╭─ Data

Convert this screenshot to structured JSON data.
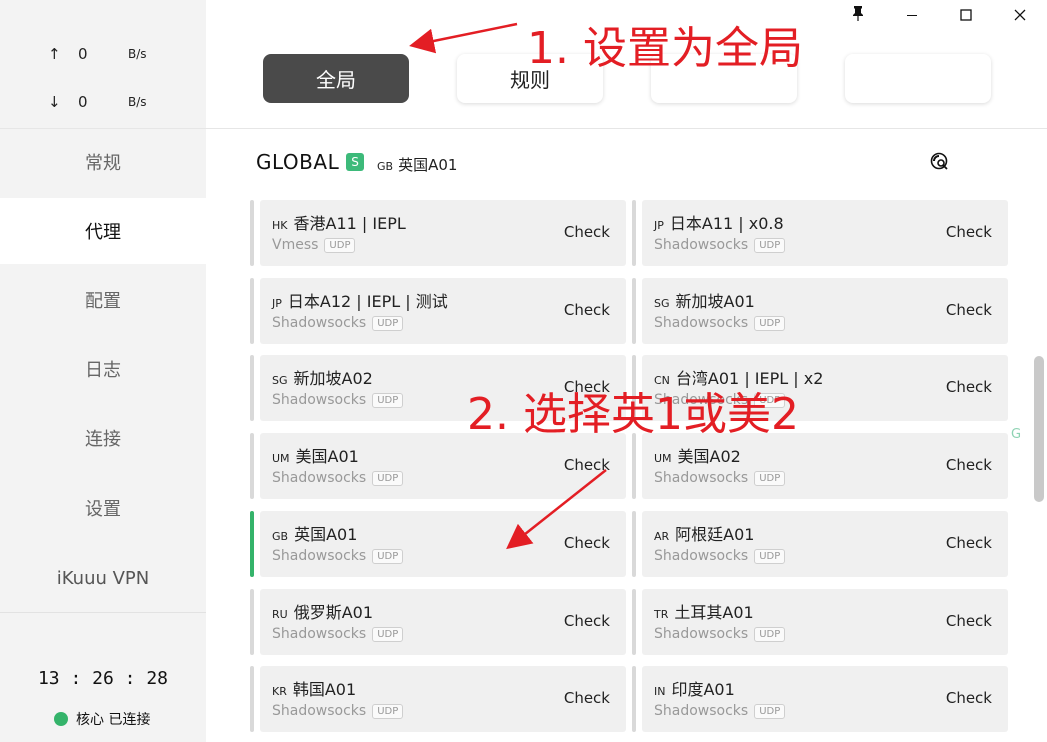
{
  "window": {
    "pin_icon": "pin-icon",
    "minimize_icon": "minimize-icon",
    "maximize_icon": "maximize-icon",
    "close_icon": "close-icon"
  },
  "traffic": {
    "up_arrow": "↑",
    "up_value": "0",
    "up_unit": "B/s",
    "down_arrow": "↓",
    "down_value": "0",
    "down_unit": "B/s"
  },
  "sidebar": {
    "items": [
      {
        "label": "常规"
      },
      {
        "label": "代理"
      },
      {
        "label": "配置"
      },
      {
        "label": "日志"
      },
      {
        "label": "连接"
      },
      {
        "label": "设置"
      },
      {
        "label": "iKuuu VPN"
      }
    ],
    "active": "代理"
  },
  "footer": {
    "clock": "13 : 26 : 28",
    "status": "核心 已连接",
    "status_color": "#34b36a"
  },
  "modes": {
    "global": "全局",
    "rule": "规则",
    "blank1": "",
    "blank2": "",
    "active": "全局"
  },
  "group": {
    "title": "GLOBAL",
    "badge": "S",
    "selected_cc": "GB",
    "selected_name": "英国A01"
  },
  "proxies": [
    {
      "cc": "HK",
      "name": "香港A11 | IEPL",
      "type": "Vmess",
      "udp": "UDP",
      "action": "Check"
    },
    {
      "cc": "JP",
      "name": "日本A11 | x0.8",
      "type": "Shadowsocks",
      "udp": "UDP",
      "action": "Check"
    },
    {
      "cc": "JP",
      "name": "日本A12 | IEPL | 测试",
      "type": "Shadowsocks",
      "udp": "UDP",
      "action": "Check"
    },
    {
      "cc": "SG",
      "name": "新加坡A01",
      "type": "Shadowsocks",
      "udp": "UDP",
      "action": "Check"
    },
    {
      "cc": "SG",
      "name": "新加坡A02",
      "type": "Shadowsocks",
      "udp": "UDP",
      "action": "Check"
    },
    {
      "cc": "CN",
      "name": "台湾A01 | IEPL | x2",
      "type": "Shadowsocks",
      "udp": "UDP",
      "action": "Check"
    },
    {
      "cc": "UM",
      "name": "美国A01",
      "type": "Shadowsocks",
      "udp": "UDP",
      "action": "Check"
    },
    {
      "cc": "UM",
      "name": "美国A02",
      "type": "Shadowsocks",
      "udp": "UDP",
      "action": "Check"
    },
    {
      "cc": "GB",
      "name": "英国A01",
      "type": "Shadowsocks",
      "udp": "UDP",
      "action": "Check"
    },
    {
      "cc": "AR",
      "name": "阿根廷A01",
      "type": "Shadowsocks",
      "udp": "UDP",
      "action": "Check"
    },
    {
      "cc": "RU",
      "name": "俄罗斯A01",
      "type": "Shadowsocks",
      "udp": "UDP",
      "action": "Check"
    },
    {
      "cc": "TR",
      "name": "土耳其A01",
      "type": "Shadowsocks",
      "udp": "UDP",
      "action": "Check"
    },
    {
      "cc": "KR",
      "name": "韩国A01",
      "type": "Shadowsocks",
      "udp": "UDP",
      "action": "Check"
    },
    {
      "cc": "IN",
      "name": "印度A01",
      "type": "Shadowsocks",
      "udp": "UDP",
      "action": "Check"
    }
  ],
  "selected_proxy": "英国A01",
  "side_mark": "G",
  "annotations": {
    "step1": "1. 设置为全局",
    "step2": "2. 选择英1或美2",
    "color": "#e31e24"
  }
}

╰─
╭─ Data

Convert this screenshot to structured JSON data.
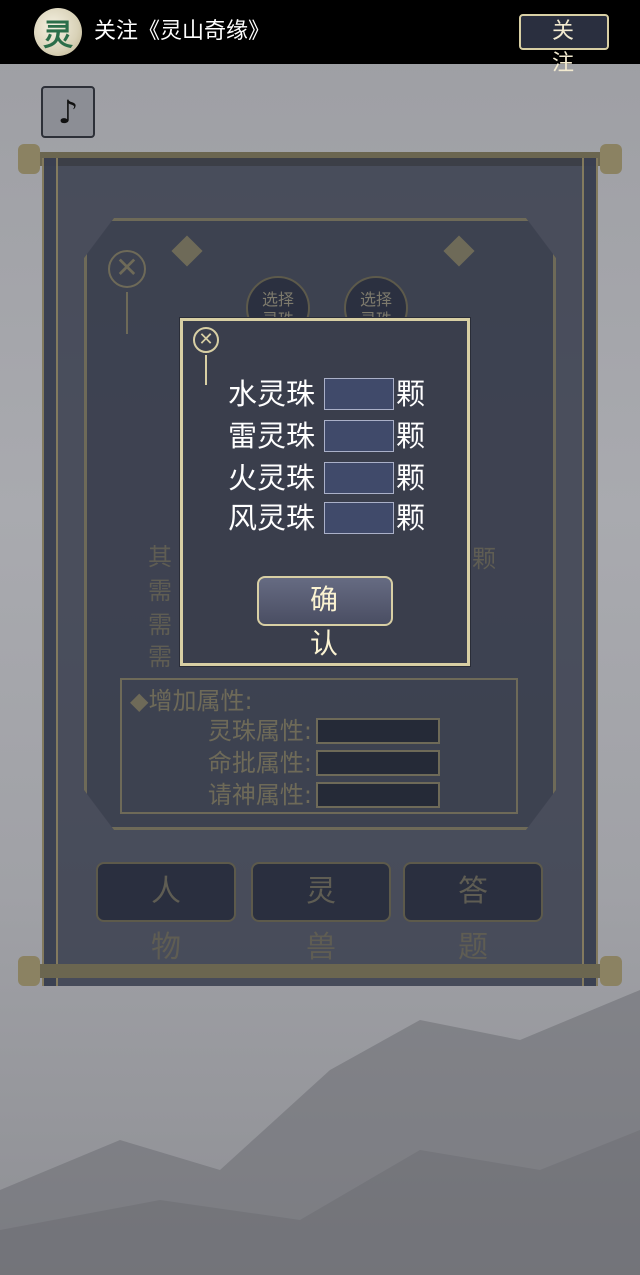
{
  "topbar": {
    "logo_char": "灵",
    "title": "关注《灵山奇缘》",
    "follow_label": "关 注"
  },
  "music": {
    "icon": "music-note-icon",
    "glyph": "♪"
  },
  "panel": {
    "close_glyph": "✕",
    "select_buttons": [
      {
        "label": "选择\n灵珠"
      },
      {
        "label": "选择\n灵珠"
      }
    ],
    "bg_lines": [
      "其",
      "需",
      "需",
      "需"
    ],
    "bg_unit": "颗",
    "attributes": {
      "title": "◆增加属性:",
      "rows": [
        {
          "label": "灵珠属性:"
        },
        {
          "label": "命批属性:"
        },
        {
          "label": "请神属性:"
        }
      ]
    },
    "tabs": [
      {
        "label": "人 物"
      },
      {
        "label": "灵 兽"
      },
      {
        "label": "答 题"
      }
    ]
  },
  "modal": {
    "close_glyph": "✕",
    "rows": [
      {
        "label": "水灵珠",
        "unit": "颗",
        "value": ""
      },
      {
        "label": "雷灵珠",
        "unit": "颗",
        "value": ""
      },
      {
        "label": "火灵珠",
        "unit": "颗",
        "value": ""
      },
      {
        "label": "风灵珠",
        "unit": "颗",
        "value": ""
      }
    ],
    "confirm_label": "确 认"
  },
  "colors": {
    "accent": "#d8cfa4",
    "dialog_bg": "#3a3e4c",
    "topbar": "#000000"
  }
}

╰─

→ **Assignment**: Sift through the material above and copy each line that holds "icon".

→ **Exercise output**:
    "pin_icon": "pin-icon",
    "minimize_icon": "minimize-icon",
    "maximize_icon": "maximize-icon",
    "close_icon": "close-icon"
    "icon": "music-note-icon",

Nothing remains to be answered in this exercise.